» WORK INSTRUCTIONS:
Look through the data that follows and copy each line with the string "Místní".

[[ SOURCE DATA open ]]

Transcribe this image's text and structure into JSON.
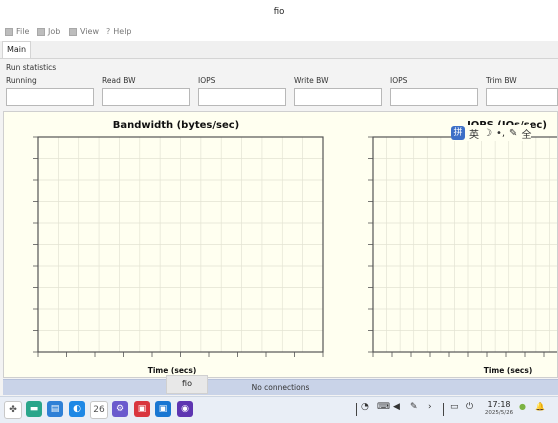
{
  "window": {
    "title": "fio"
  },
  "menu": [
    {
      "label": "File",
      "icon": "file-icon"
    },
    {
      "label": "Job",
      "icon": "job-icon"
    },
    {
      "label": "View",
      "icon": "view-icon"
    },
    {
      "label": "Help",
      "icon": "help-icon",
      "glyph": "?"
    }
  ],
  "tabs": [
    {
      "label": "Main",
      "selected": true
    }
  ],
  "run_stats": {
    "title": "Run statistics",
    "fields": [
      {
        "label": "Running",
        "value": ""
      },
      {
        "label": "Read BW",
        "value": ""
      },
      {
        "label": "IOPS",
        "value": ""
      },
      {
        "label": "Write BW",
        "value": ""
      },
      {
        "label": "IOPS",
        "value": ""
      },
      {
        "label": "Trim BW",
        "value": ""
      }
    ]
  },
  "graphs": [
    {
      "title": "Bandwidth (bytes/sec)",
      "xlabel": "Time (secs)"
    },
    {
      "title": "IOPS (IOs/sec)",
      "xlabel": "Time (secs)"
    }
  ],
  "ime": {
    "pin": "拼",
    "items": [
      "英",
      "☽",
      "•,",
      "✎",
      "全"
    ]
  },
  "status": {
    "connection": "No connections"
  },
  "tooltip": {
    "text": "fio"
  },
  "taskbar": {
    "apps": [
      {
        "name": "launcher-icon",
        "color": "#ffffff",
        "glyph": "✤"
      },
      {
        "name": "terminal-icon",
        "color": "#2aa58a",
        "glyph": "▬"
      },
      {
        "name": "file-manager-icon",
        "color": "#2f80d6",
        "glyph": "▤"
      },
      {
        "name": "browser-icon",
        "color": "#1e88e5",
        "glyph": "◐"
      },
      {
        "name": "calendar-icon",
        "color": "#ffffff",
        "glyph": "26"
      },
      {
        "name": "settings-icon",
        "color": "#6a5acd",
        "glyph": "⚙"
      },
      {
        "name": "app-red-icon",
        "color": "#d9363e",
        "glyph": "▣"
      },
      {
        "name": "app-blue-icon",
        "color": "#1976d2",
        "glyph": "▣"
      },
      {
        "name": "app-purple-icon",
        "color": "#5e35b1",
        "glyph": "◉"
      }
    ],
    "tray": [
      {
        "name": "power-manager-icon",
        "glyph": "◔"
      },
      {
        "name": "keyboard-icon",
        "glyph": "⌨"
      },
      {
        "name": "volume-icon",
        "glyph": "◀"
      },
      {
        "name": "pen-icon",
        "glyph": "✎"
      },
      {
        "name": "expand-icon",
        "glyph": "›"
      },
      {
        "name": "input-method-icon",
        "glyph": "▭"
      },
      {
        "name": "shutdown-icon",
        "glyph": "⏻"
      }
    ],
    "clock": {
      "time": "17:18",
      "date": "2025/5/26"
    },
    "notify": [
      {
        "name": "status-dot-icon",
        "glyph": "●"
      },
      {
        "name": "bell-icon",
        "glyph": "🔔"
      }
    ]
  },
  "colors": {
    "graph_bg": "#fffff0",
    "grid": "#e3e3d3",
    "axis": "#555555",
    "status_bar": "#c9d3e8",
    "taskbar": "#e9eef6",
    "accent": "#3d6fc7"
  }
}
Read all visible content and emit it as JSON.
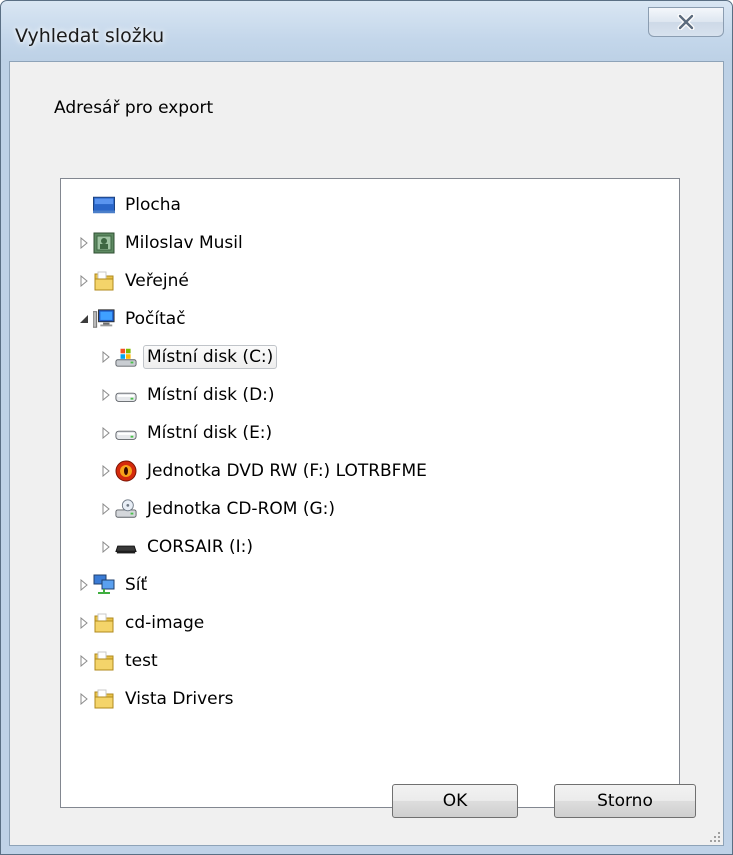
{
  "window": {
    "title": "Vyhledat složku",
    "close_icon": "close-x-icon"
  },
  "instruction": "Adresář pro export",
  "tree": {
    "items": [
      {
        "label": "Plocha",
        "icon": "desktop-icon",
        "expander": "none",
        "selected": false
      },
      {
        "label": "Miloslav Musil",
        "icon": "user-folder-icon",
        "expander": "collapsed",
        "selected": false
      },
      {
        "label": "Veřejné",
        "icon": "folder-icon",
        "expander": "collapsed",
        "selected": false
      },
      {
        "label": "Počítač",
        "icon": "computer-icon",
        "expander": "expanded",
        "selected": false
      },
      {
        "label": "Místní disk (C:)",
        "icon": "system-drive-icon",
        "expander": "collapsed",
        "selected": true
      },
      {
        "label": "Místní disk (D:)",
        "icon": "hard-drive-icon",
        "expander": "collapsed",
        "selected": false
      },
      {
        "label": "Místní disk (E:)",
        "icon": "hard-drive-icon",
        "expander": "collapsed",
        "selected": false
      },
      {
        "label": "Jednotka DVD RW (F:) LOTRBFME",
        "icon": "dvd-drive-icon",
        "expander": "collapsed",
        "selected": false
      },
      {
        "label": "Jednotka CD-ROM (G:)",
        "icon": "cd-drive-icon",
        "expander": "collapsed",
        "selected": false
      },
      {
        "label": "CORSAIR (I:)",
        "icon": "removable-drive-icon",
        "expander": "collapsed",
        "selected": false
      },
      {
        "label": "Síť",
        "icon": "network-icon",
        "expander": "collapsed",
        "selected": false
      },
      {
        "label": "cd-image",
        "icon": "folder-icon",
        "expander": "collapsed",
        "selected": false
      },
      {
        "label": "test",
        "icon": "folder-icon",
        "expander": "collapsed",
        "selected": false
      },
      {
        "label": "Vista Drivers",
        "icon": "folder-icon",
        "expander": "collapsed",
        "selected": false
      }
    ]
  },
  "buttons": {
    "ok": "OK",
    "cancel": "Storno"
  },
  "colors": {
    "title_bar": "#c3d6ea",
    "client_bg": "#f0f0f0",
    "tree_bg": "#ffffff",
    "folder": "#e8c24a"
  }
}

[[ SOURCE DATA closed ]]

» OUTPUT OF THE TASK:
        "label": "Místní disk (C:)",
        "label": "Místní disk (D:)",
        "label": "Místní disk (E:)",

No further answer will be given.